## Problem description
Each entry shown below is to be reproduced exactly.

(Extracted data entries)
[Start of section]
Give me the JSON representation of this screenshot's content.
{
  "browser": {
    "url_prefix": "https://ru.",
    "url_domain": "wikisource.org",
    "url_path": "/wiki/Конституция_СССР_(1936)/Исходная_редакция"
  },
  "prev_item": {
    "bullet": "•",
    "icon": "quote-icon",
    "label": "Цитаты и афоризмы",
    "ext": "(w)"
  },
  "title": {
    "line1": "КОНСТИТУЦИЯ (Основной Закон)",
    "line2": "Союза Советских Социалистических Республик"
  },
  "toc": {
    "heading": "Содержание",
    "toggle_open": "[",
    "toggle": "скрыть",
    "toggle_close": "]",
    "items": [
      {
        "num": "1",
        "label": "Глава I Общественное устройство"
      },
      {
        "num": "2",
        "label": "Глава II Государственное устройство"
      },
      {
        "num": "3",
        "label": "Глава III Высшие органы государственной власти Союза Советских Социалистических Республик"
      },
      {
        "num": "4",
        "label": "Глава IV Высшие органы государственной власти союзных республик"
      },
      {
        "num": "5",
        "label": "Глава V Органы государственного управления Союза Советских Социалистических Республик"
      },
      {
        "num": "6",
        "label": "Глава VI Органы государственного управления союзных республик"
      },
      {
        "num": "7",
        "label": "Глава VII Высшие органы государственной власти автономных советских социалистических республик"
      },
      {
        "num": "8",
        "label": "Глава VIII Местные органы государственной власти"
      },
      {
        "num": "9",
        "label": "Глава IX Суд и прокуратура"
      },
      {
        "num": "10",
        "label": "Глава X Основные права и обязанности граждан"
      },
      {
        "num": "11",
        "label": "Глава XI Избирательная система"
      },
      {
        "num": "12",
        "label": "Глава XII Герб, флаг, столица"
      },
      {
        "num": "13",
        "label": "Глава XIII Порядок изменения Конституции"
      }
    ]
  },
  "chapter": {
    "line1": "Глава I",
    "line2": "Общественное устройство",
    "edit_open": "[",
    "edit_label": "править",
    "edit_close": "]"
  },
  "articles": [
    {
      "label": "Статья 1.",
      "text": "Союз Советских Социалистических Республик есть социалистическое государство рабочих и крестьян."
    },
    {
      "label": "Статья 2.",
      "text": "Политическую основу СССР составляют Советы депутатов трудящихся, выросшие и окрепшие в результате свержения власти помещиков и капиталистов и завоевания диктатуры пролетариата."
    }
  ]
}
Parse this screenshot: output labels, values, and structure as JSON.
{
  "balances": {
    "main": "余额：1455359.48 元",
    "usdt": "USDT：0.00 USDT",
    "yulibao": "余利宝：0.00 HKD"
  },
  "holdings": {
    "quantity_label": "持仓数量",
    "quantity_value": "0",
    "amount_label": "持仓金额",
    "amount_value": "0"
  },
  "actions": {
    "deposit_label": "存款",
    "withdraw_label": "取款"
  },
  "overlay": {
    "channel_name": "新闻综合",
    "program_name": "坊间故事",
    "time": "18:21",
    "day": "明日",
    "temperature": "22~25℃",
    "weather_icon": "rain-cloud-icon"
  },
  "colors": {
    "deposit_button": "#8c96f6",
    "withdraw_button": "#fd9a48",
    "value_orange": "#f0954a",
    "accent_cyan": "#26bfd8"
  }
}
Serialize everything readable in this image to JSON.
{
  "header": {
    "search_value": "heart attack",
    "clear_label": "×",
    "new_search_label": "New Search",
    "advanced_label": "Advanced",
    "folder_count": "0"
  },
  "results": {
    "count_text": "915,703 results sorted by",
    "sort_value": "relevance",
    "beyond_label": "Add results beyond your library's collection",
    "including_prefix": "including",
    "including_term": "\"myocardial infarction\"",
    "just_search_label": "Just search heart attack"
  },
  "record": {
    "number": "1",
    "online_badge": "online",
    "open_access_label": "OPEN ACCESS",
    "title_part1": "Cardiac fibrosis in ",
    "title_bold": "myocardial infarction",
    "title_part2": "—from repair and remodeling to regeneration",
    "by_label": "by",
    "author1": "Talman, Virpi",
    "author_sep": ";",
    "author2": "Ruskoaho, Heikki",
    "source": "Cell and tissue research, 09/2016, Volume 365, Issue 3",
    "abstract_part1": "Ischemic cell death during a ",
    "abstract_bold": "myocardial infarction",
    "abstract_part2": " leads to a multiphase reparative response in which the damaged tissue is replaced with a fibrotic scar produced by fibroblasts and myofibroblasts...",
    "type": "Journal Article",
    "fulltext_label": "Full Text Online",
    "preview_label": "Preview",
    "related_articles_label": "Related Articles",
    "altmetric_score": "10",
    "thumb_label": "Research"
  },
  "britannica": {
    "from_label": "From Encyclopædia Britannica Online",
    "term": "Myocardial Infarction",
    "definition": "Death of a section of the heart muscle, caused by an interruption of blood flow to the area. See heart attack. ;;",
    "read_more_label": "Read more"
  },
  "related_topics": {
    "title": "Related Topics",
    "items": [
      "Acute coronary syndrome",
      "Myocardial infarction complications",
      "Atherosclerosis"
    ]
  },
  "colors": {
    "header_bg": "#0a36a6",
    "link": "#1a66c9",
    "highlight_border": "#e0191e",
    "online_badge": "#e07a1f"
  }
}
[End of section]
## Exercise output
Give me the JSON representation of this screenshot's content.
{
  "browser": {
    "url_prefix": "https://ru.",
    "url_domain": "wikisource.org",
    "url_path": "/wiki/Конституция_СССР_(1936)/Исходная_редакция"
  },
  "prev_item": {
    "bullet": "•",
    "icon": "quote-icon",
    "label": "Цитаты и афоризмы",
    "ext": "(w)"
  },
  "title": {
    "line1": "КОНСТИТУЦИЯ (Основной Закон)",
    "line2": "Союза Советских Социалистических Республик"
  },
  "toc": {
    "heading": "Содержание",
    "toggle_open": "[",
    "toggle": "скрыть",
    "toggle_close": "]",
    "items": [
      {
        "num": "1",
        "label": "Глава I Общественное устройство"
      },
      {
        "num": "2",
        "label": "Глава II Государственное устройство"
      },
      {
        "num": "3",
        "label": "Глава III Высшие органы государственной власти Союза Советских Социалистических Республик"
      },
      {
        "num": "4",
        "label": "Глава IV Высшие органы государственной власти союзных республик"
      },
      {
        "num": "5",
        "label": "Глава V Органы государственного управления Союза Советских Социалистических Республик"
      },
      {
        "num": "6",
        "label": "Глава VI Органы государственного управления союзных республик"
      },
      {
        "num": "7",
        "label": "Глава VII Высшие органы государственной власти автономных советских социалистических республик"
      },
      {
        "num": "8",
        "label": "Глава VIII Местные органы государственной власти"
      },
      {
        "num": "9",
        "label": "Глава IX Суд и прокуратура"
      },
      {
        "num": "10",
        "label": "Глава X Основные права и обязанности граждан"
      },
      {
        "num": "11",
        "label": "Глава XI Избирательная система"
      },
      {
        "num": "12",
        "label": "Глава XII Герб, флаг, столица"
      },
      {
        "num": "13",
        "label": "Глава XIII Порядок изменения Конституции"
      }
    ]
  },
  "chapter": {
    "line1": "Глава I",
    "line2": "Общественное устройство",
    "edit_open": "[",
    "edit_label": "править",
    "edit_close": "]"
  },
  "articles": [
    {
      "label": "Статья 1.",
      "text": "Союз Советских Социалистических Республик есть социалистическое государство рабочих и крестьян."
    },
    {
      "label": "Статья 2.",
      "text": "Политическую основу СССР составляют Советы депутатов трудящихся, выросшие и окрепшие в результате свержения власти помещиков и капиталистов и завоевания диктатуры пролетариата."
    }
  ]
}
Parse this screenshot: output labels, values, and structure as JSON.
{
  "balances": {
    "main": "余额：1455359.48 元",
    "usdt": "USDT：0.00 USDT",
    "yulibao": "余利宝：0.00 HKD"
  },
  "holdings": {
    "quantity_label": "持仓数量",
    "quantity_value": "0",
    "amount_label": "持仓金额",
    "amount_value": "0"
  },
  "actions": {
    "deposit_label": "存款",
    "withdraw_label": "取款"
  },
  "overlay": {
    "channel_name": "新闻综合",
    "program_name": "坊间故事",
    "time": "18:21",
    "day": "明日",
    "temperature": "22~25℃",
    "weather_icon": "rain-cloud-icon"
  },
  "colors": {
    "deposit_button": "#8c96f6",
    "withdraw_button": "#fd9a48",
    "value_orange": "#f0954a",
    "accent_cyan": "#26bfd8"
  }
}
Serialize everything readable in this image to JSON.
{
  "header": {
    "search_value": "heart attack",
    "clear_label": "×",
    "new_search_label": "New Search",
    "advanced_label": "Advanced",
    "folder_count": "0"
  },
  "results": {
    "count_text": "915,703 results sorted by",
    "sort_value": "relevance",
    "beyond_label": "Add results beyond your library's collection",
    "including_prefix": "including",
    "including_term": "\"myocardial infarction\"",
    "just_search_label": "Just search heart attack"
  },
  "record": {
    "number": "1",
    "online_badge": "online",
    "open_access_label": "OPEN ACCESS",
    "title_part1": "Cardiac fibrosis in ",
    "title_bold": "myocardial infarction",
    "title_part2": "—from repair and remodeling to regeneration",
    "by_label": "by",
    "author1": "Talman, Virpi",
    "author_sep": ";",
    "author2": "Ruskoaho, Heikki",
    "source": "Cell and tissue research, 09/2016, Volume 365, Issue 3",
    "abstract_part1": "Ischemic cell death during a ",
    "abstract_bold": "myocardial infarction",
    "abstract_part2": " leads to a multiphase reparative response in which the damaged tissue is replaced with a fibrotic scar produced by fibroblasts and myofibroblasts...",
    "type": "Journal Article",
    "fulltext_label": "Full Text Online",
    "preview_label": "Preview",
    "related_articles_label": "Related Articles",
    "altmetric_score": "10",
    "thumb_label": "Research"
  },
  "britannica": {
    "from_label": "From Encyclopædia Britannica Online",
    "term": "Myocardial Infarction",
    "definition": "Death of a section of the heart muscle, caused by an interruption of blood flow to the area. See heart attack. ;;",
    "read_more_label": "Read more"
  },
  "related_topics": {
    "title": "Related Topics",
    "items": [
      "Acute coronary syndrome",
      "Myocardial infarction complications",
      "Atherosclerosis"
    ]
  },
  "colors": {
    "header_bg": "#0a36a6",
    "link": "#1a66c9",
    "highlight_border": "#e0191e",
    "online_badge": "#e07a1f"
  }
}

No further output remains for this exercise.